Disclaimer message: these pages contain content authorised by previous Ministers of the Department. List of previous ministers and their terms in office.
Effects of climate change on Tasmania's water availability
18 January 2010
Download the PDF
Climate change is expected to reduce both rainfall and runoff in Tasmania by 2030, a report into Tasmania’s future water availability has today found.
The CSIRO Tasmania Sustainable Yields report - a snapshot of the expected impacts on Tasmania’s water availability into the future – was released today in Hobart by the Minister for Climate Change and Water, Senator Penny Wong.
The 18-month project, undertaken in partnership with the Tasmanian Government, looked at the impacts of climate variability and expected climate change, catchment development and changing groundwater extraction on the availability and use of water resources in Tasmania.
Surface water and groundwater across almost 50,000 sq km of northern, eastern and central Tasmanian – approximately 72 per cent of Tasmania – was considered for the report.
The report found:
- The recent climate (1997-2007) had been significantly drier than the historical climate.

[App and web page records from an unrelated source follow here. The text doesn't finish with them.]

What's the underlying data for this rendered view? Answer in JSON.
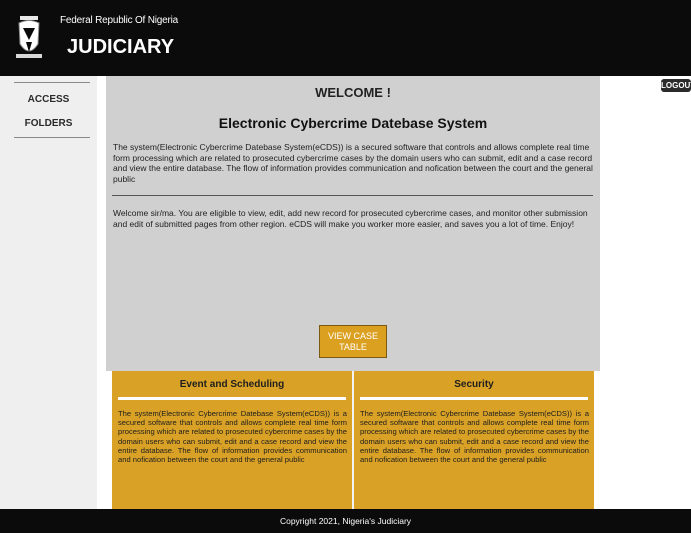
{
  "header": {
    "republic": "Federal Republic Of Nigeria",
    "brand": "JUDICIARY",
    "crest_icon": "coat-of-arms-icon"
  },
  "sidebar": {
    "items": [
      {
        "label": "ACCESS"
      },
      {
        "label": "FOLDERS"
      }
    ]
  },
  "logout_label": "LOGOUT",
  "main": {
    "welcome": "WELCOME !",
    "system_title": "Electronic Cybercrime Datebase System",
    "description": "The system(Electronic Cybercrime Datebase System(eCDS)) is a secured software that controls and allows complete real time form processing which are related to prosecuted cybercrime cases by the domain users who can submit, edit and a case record and view the entire database. The flow of information provides communication and nofication between the court and the general public",
    "welcome_message": "Welcome sir/ma. You are eligible to view, edit, add new record for prosecuted cybercrime cases, and monitor other submission and edit of submitted pages from other region. eCDS will make you worker more easier, and saves you a lot of time. Enjoy!",
    "view_button_line1": "VIEW CASE",
    "view_button_line2": "TABLE"
  },
  "cards": [
    {
      "title": "Event and Scheduling",
      "text": "The system(Electronic Cybercrime Datebase System(eCDS)) is a secured software that controls and allows complete real time form processing which are related to prosecuted cybercrime cases by the domain users who can submit, edit and a case record and view the entire database. The flow of information provides communication and nofication between the court and the general public"
    },
    {
      "title": "Security",
      "text": "The system(Electronic Cybercrime Datebase System(eCDS)) is a secured software that controls and allows complete real time form processing which are related to prosecuted cybercrime cases by the domain users who can submit, edit and a case record and view the entire database. The flow of information provides communication and nofication between the court and the general public"
    }
  ],
  "footer": "Copyright 2021, Nigeria's Judiciary",
  "colors": {
    "header_bg": "#0b0b0b",
    "panel_bg": "#d0d0d0",
    "accent_gold": "#d9a126",
    "sidebar_bg": "#efefef"
  }
}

- By 2030, the projected impact of climate change on rainfall will be a 3 per cent reduction under a median future climate (ranging from an increase of 1 to a decrease of 7 per cent under wet and dry extremes).
- The reduction in rainfall is projected to lead to a 5 per cent reduction in runoff under a median climate (ranging from an increase of 1 to a decrease of 10 per cent under wet and dry extremes).
- Of 150 key ecological sites identified in this project, 71 are potentially impacted by changes in the flow regime due to the recent climate and its significant drought conditions.
Senator Wong said the findings of the report were critical to the development of water management initiatives for Tasmania.
“The Australian Government is working with all states and territories to prepare for the impacts of climate change, including reduced water availability,” Senator Wong said.
“We know from the Bureau of Meteorology’s 2009 Annual Climate Statement that 2009 was the second hottest year in Australia on record and finished off the hottest decade in Australian history.
“The project findings will provide critical information needed to underpin statutory water management planning in Tasmania and to assist in developing sustainable irrigation proposals.’’
The report is one in a series of sustainable yields projects commissioned by the Australian Government, following on from the Murray-Darling Basin Sustainable Yields project. The Australian Government provided $4.2 million under its Water for the Future plan for the project. .
Regional briefings on the report will be held in Hobart (Jan 20), Burnie (Jan 21) and Launceston (Jan 22). The full report is available at: www.csiro.au/partnerships/TasSY.html.